  6. ^ "Thor Hushovd Will Hunt for Major Classics Victory with New Team". slipstreamsports.com. Slipstream Sports. August 30, 2010. Archived from the original on December 9, 2010. Retrieved December 5, 2010.
  7. ^ "Six more riders named to the new Garmin–Cervélo squad". slipstreamsports.com. Slipstream Sports. September 1, 2010. Archived from the original on September 12, 2012. Retrieved December 5, 2010.
  8. ^ "Team Garmin–Cervélo Officially Renamed Team Garmin-Barracuda". Garmin-Barracuda. Boulder, Colorado; Campbell, California: Slipstream Sports LLC. January 11, 2012. Archived from the original on September 12, 2012. Retrieved January 11, 2012.
  9. ^ "Garmin–Sharp replaces Garmin-Barracuda at the Tour de France". cyclingnews.com. June 25, 2012. Retrieved June 26, 2012.
  10. ^ Atkins, Ben (June 25, 2012). "Sharp joins Slipstream Sports as co-sponsor of Team Garmin". VeloNation. Retrieved June 26, 2012.
  11. ^ "Garmin Sharp and Cannondale merge for 2015". cyclingnews.com. Archived from the original on August 22, 2014. Retrieved August 20, 2014.
  12. ^ "Nippo". EF Education-NIPPO. Slipstream Sports Inc. 2021. Archived from the original on June 6, 2021. Retrieved June 6, 2021.

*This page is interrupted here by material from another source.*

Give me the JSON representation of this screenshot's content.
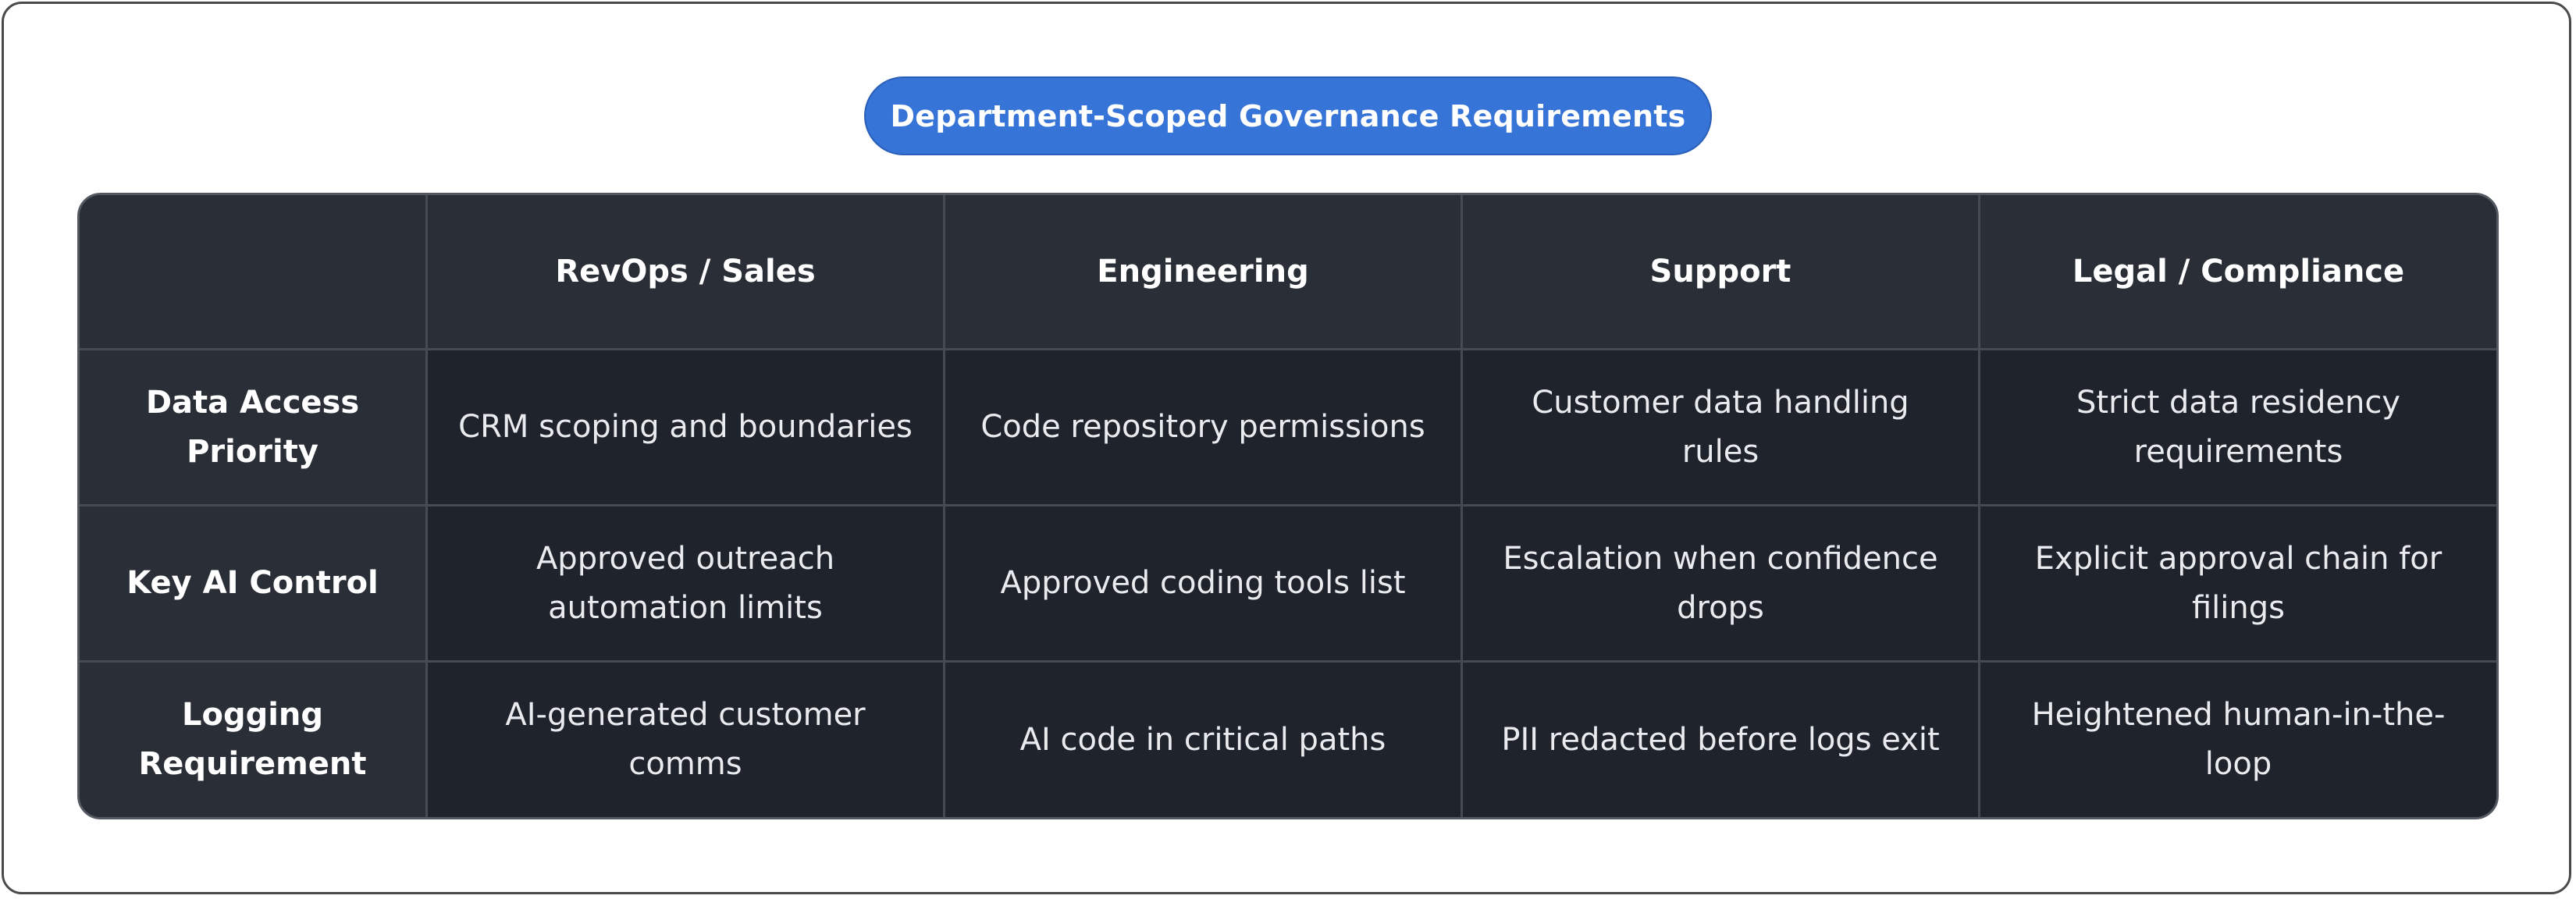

  13. ^ "EasyPost joins team as title partner". EF Education–EasyPost. January 7, 2022. Archived from the original on January 7, 2022. Retrieved January 7, 2022.
  14. ^ "EF Pro Cycling rebrands as EF Education-EasyPost". VeloNews. Outside Interactive, Inc. January 7, 2022. Retrieved January 7, 2022.
  15. ^ "ACE-ing the test: New frontiers in drug testing". cyclingnews.com. February 24, 2008. Retrieved August 14, 2009.
  16. ^ "Garmin to Sponsor Slipstream Sports, Adding Edge 705 to Elite Cycling Team's Training". garmin.com. Garmin. January 28, 2008. Archived from the original on September 3, 2019. Retrieved September 3, 2019.
  17. ^ "Inside Slipstream's brush with death". VeloNews.com. October 16, 2017. Retrieved September 3, 2020.
  18. ^ News 2017-08-26T21:40:00Z, Cycling (August 26, 2017). "Cannondale-Drapac uncertain to continue in 2018". cyclingnews.com. Retrieved September 3, 2019.{{cite web}}: CS1 maint: numeric names: authors list (link)
  19. ^ "cannondale-drapac-tells-riders-it-will-enforce-2018-contracts", CyclingNews.com, 2017, retrieved September 8, 2017
  20. ^ Westemeyer, Susan (September 9, 2017). "EF Education First revealed as Cannondale-Drapac's new title sponsor for 2018". cyclingnews.com. CyclingNews. Retrieved September 9, 2017.
  21. ^ "EF Education–EasyPost". UCI. Retrieved January 7, 2024.
  22. ^ "Our Team". EF Education–EasyPost. Retrieved January 7, 2024.

External links[edit]